Goodreads has a bunch of mostly positive reviews on CHICAGO LIGHTNING that you might find worthwhile.

Keeping up with my movie mentions, I want to recommend two this week. First, PARANORMAN is a first-rate 3-D movie (see it that way) with wonderful stop motion animation and terrific character design. It has kid appeal – it’s about a middle-school outsider who is bullied because he claims to see and talk to dead people – but it works just fine for adults, particularly those interested in horror and fantasy.

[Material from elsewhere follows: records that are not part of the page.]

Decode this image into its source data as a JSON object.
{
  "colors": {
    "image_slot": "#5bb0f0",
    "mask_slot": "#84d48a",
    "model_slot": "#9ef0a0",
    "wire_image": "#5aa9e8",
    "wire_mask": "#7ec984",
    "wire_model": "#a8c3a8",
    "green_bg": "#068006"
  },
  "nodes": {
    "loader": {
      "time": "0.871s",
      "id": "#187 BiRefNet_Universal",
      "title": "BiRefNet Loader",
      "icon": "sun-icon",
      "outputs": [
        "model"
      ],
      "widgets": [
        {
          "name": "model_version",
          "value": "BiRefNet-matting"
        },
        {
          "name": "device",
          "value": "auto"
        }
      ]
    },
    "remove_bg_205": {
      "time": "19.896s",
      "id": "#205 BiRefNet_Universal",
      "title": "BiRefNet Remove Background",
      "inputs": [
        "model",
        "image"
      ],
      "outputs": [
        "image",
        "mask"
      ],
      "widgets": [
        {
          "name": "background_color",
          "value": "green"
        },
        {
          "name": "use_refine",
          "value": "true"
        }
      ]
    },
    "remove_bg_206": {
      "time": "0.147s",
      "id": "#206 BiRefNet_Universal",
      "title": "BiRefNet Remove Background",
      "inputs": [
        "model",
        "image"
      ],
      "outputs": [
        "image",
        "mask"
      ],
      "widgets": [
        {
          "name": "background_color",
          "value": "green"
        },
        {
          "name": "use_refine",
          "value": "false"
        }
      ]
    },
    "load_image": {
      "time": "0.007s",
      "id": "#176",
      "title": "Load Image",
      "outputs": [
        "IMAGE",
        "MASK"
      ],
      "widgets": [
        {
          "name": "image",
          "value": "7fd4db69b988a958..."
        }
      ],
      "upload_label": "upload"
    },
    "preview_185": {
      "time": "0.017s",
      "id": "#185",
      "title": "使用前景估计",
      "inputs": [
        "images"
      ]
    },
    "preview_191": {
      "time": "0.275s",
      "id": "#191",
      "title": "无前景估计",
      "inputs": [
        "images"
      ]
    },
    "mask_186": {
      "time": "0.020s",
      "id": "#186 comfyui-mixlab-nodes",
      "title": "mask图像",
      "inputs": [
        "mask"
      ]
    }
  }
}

Second, HIT AND RUN is a great crime comedy melodrama that stars Veronica Mars herself, Kristen Bell (wasted on Showtime’s unpleasant HOUSE OF LIES) opposite her significant other, Dax Shepard, who also wrote and co-directed. Shepard, besides being the lucky bastard who gets to live with Kristen Bell (I say this as the lucky bastard who gets to live with the former Barbie Mull), is mostly known for playing villains in film comedies like EMPLOYEE OF THE MONTH as well as holding down one of the leads on the TV series, PARENTHOOD. This is the kind of movie I used to see all the time in the ‘70s – quirky, walking the line between comedy and drama, with sharp, natural dialogue, lots of interesting characters, plus plenty of action (it’s a car chase movie). I’m also reminded of Don Westlake’s ‘60s and ‘70s comedy novels. You want to know how good this movie is? Tom Arnold is hilarious in it. So, in a much different way, are Bradley Cooper and Beau Bridges. It is in times in wonderfully poor taste, but in a much smarter way than most bad taste movies – including gags involving prison rape and racial stereotyping. It’s also a tender love story. I haven’t checked Rotten Tomatoes, but I bet at least half the critics hate this. Don’t listen to them.

M.A.C.